The famous Tulum ruins are right there, nested above the beach, just a few miles from Tulum town. It’s definitely possible to ride your bike from Tulum or take a taxi. The taxi cost is pretty high though, at around $10 US each way. If you have a rental car, parking will set you back 160 pesos ($9-ish) which is still cheaper than a taxi.
The Tulum ruins entrance fee is 70 pesos (or $4) and you have to pay extra to be able to use video equipment, and apparently they take that pretty seriously. We recommend arriving to the ruins early to beat the crowds and the heat. The site open at 8 am. You can also hire a guide by the ticket booth for another hefty (but perhaps negotiable) price tag.
Sian Ka’an Biosphere Reserve
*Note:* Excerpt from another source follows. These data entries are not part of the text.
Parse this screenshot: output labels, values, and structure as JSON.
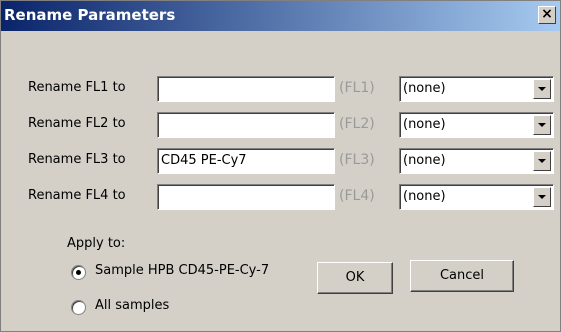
{
  "window": {
    "title": "Rename Parameters",
    "close_glyph": "×",
    "close_icon": "close-icon"
  },
  "params": [
    {
      "label": "Rename FL1 to",
      "value": "",
      "hint": "(FL1)",
      "select": "(none)"
    },
    {
      "label": "Rename FL2 to",
      "value": "",
      "hint": "(FL2)",
      "select": "(none)"
    },
    {
      "label": "Rename FL3 to",
      "value": "CD45 PE-Cy7",
      "hint": "(FL3)",
      "select": "(none)"
    },
    {
      "label": "Rename FL4 to",
      "value": "",
      "hint": "(FL4)",
      "select": "(none)"
    }
  ],
  "apply": {
    "label": "Apply to:",
    "options": [
      {
        "label": "Sample HPB CD45-PE-Cy-7",
        "selected": true
      },
      {
        "label": "All samples",
        "selected": false
      }
    ]
  },
  "buttons": {
    "ok": "OK",
    "cancel": "Cancel"
  },
  "colors": {
    "face": "#d4d0c8",
    "title_start": "#0a246a",
    "title_end": "#a6caf0",
    "hint": "#9a9a9a"
  }
}
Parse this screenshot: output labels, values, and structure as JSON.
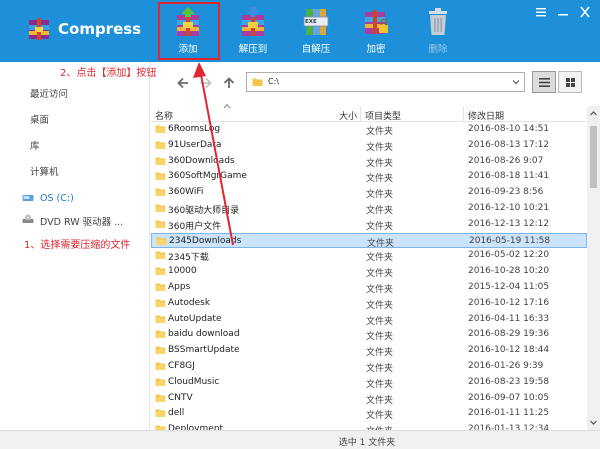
{
  "app": {
    "title": "Compress"
  },
  "toolbar": {
    "add_label": "添加",
    "extract_label": "解压到",
    "sfx_label": "自解压",
    "encrypt_label": "加密",
    "delete_label": "删除",
    "sfx_badge": "EXE"
  },
  "sidebar": {
    "recent": "最近访问",
    "desktop": "桌面",
    "library": "库",
    "computer": "计算机",
    "drives": [
      {
        "label": "OS (C:)"
      },
      {
        "label": "DVD RW 驱动器 ..."
      }
    ]
  },
  "nav": {
    "path": "C:\\"
  },
  "columns": {
    "name": "名称",
    "size": "大小",
    "type": "项目类型",
    "modified": "修改日期"
  },
  "files": [
    {
      "name": "6RoomsLog",
      "type": "文件夹",
      "date": "2016-08-10 14:51",
      "selected": false
    },
    {
      "name": "91UserData",
      "type": "文件夹",
      "date": "2016-08-13 17:12",
      "selected": false
    },
    {
      "name": "360Downloads",
      "type": "文件夹",
      "date": "2016-08-26 9:07",
      "selected": false
    },
    {
      "name": "360SoftMgrGame",
      "type": "文件夹",
      "date": "2016-08-18 11:41",
      "selected": false
    },
    {
      "name": "360WiFi",
      "type": "文件夹",
      "date": "2016-09-23 8:56",
      "selected": false
    },
    {
      "name": "360驱动大师目录",
      "type": "文件夹",
      "date": "2016-12-10 10:21",
      "selected": false
    },
    {
      "name": "360用户文件",
      "type": "文件夹",
      "date": "2016-12-13 12:12",
      "selected": false
    },
    {
      "name": "2345Downloads",
      "type": "文件夹",
      "date": "2016-05-19 11:58",
      "selected": true
    },
    {
      "name": "2345下载",
      "type": "文件夹",
      "date": "2016-05-02 12:20",
      "selected": false
    },
    {
      "name": "10000",
      "type": "文件夹",
      "date": "2016-10-28 10:20",
      "selected": false
    },
    {
      "name": "Apps",
      "type": "文件夹",
      "date": "2015-12-04 11:05",
      "selected": false
    },
    {
      "name": "Autodesk",
      "type": "文件夹",
      "date": "2016-10-12 17:16",
      "selected": false
    },
    {
      "name": "AutoUpdate",
      "type": "文件夹",
      "date": "2016-04-11 16:33",
      "selected": false
    },
    {
      "name": "baidu download",
      "type": "文件夹",
      "date": "2016-08-29 19:36",
      "selected": false
    },
    {
      "name": "BSSmartUpdate",
      "type": "文件夹",
      "date": "2016-10-12 18:44",
      "selected": false
    },
    {
      "name": "CF8GJ",
      "type": "文件夹",
      "date": "2016-01-26 9:39",
      "selected": false
    },
    {
      "name": "CloudMusic",
      "type": "文件夹",
      "date": "2016-08-23 19:58",
      "selected": false
    },
    {
      "name": "CNTV",
      "type": "文件夹",
      "date": "2016-09-07 10:05",
      "selected": false
    },
    {
      "name": "dell",
      "type": "文件夹",
      "date": "2016-01-11 11:25",
      "selected": false
    },
    {
      "name": "Deployment",
      "type": "文件夹",
      "date": "2016-01-13 12:34",
      "selected": false
    }
  ],
  "status": {
    "text": "选中 1 文件夹"
  },
  "annotations": {
    "step1": "1、选择需要压缩的文件",
    "step2": "2、点击【添加】按钮"
  },
  "colors": {
    "titlebar": "#1e90d9",
    "accent": "#1e7bd0",
    "annotation": "#e0262f",
    "selection": "#cce4fb"
  }
}
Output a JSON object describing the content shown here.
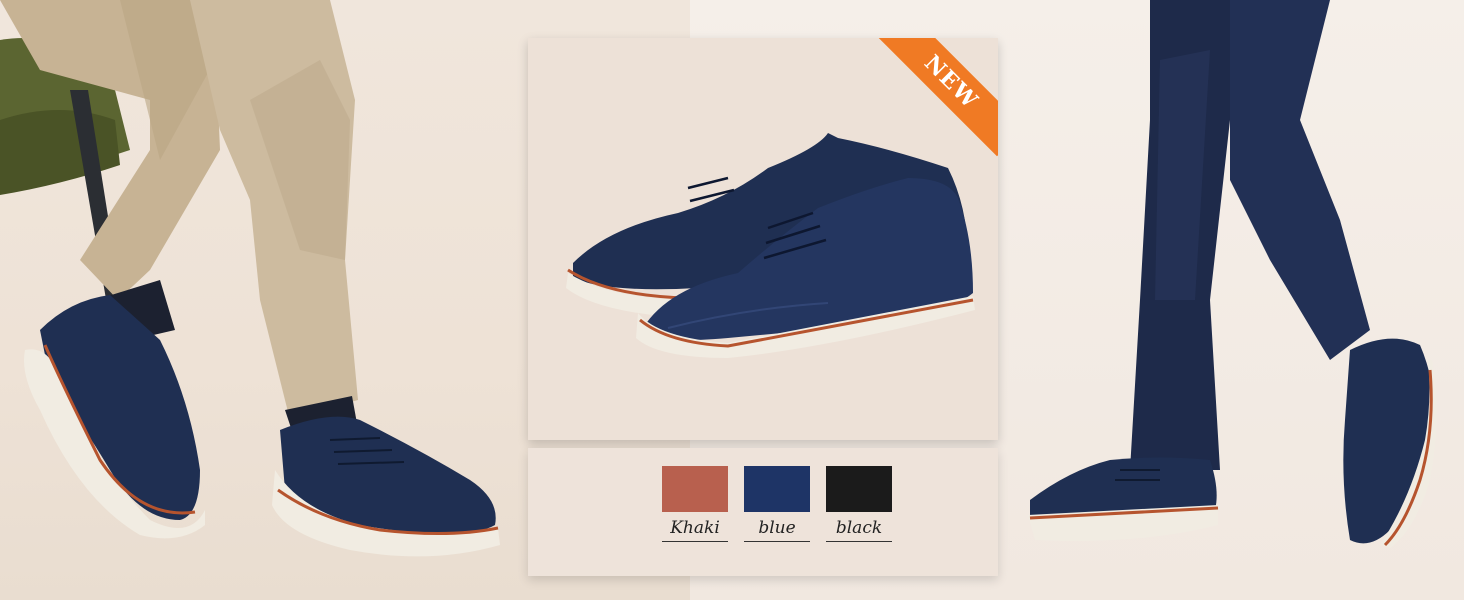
{
  "badge": {
    "text": "NEW",
    "color": "#f07a24"
  },
  "colors": [
    {
      "name": "Khaki",
      "hex": "#b8604e"
    },
    {
      "name": "blue",
      "hex": "#1e3466"
    },
    {
      "name": "black",
      "hex": "#1b1b1b"
    }
  ],
  "palette": {
    "shoe_navy": "#1f2f52",
    "sole_white": "#f1ece2",
    "welt_brown": "#b6542e",
    "pants_khaki": "#cbb89d",
    "pants_navy": "#1e2a4a"
  }
}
A UNESCO Heritage site since 1987, the biosphere is the largest protected reserve in the Caribbean. If you continue down the Tulum Hotel Zone road south, you will come to the entrance to the protected area and leave the paved road behind. There is a small fee to enter and the bumpy dirt road turns into a long, skinny stretch of road with the ocean on one side and the lagoon on the other. You can either take a collectivo taxi ride which takes up to 4 hours, in which you’d want to stay overnight in Punta Allen, or you can do a full day or half day tour with a group and take a boat. This option is more expensive but they take care of the logistics.
Less crowded than Chichen Itza, Coba ruins has more of an overgrown jungle feel to it. Because ofit’s remote location, far less tourists visit Coba. You can not climb the pyramid anymore but the site is worth visiting on your 4 days in Tulum. Archaeologists believe the Ancient Mayan Ruins Of Coba were an incredibly important city for its Maya folks. But, owing to the remote site, the site isn’t quite as popular among tourists as alternative ruins in Mexico. There are, in fact, lots of reasons to go to the town of white roads.
Cenotes in Tulum
A trip to Tulum’s famous cenote is a must. Although quite touristy, cenotes are a must on any 4 days in Tulum. There are so many cenotes in the area, it’s rather overwhelming.
This is a list of what I consider to be some of the best cenotes near Tulum and also reachable from Cancun.
Gran Cenote: Less than 10 minutes out of Tulum town, this cenote is beautiful for swimming and snorkeling, but does get crowded.
Dos Ojos: About 20-30 minutes from Tulum, this pair of cenotes is quite popular but the crystal clear beautiful water is perfect for snorkeling and the extremely deep cave system is popular for diving trips.
Sac Actun: This one has great reviews on TripAdvisor. Unique cave formations and it’s right by Dos Ojos so you might as well visit both of them.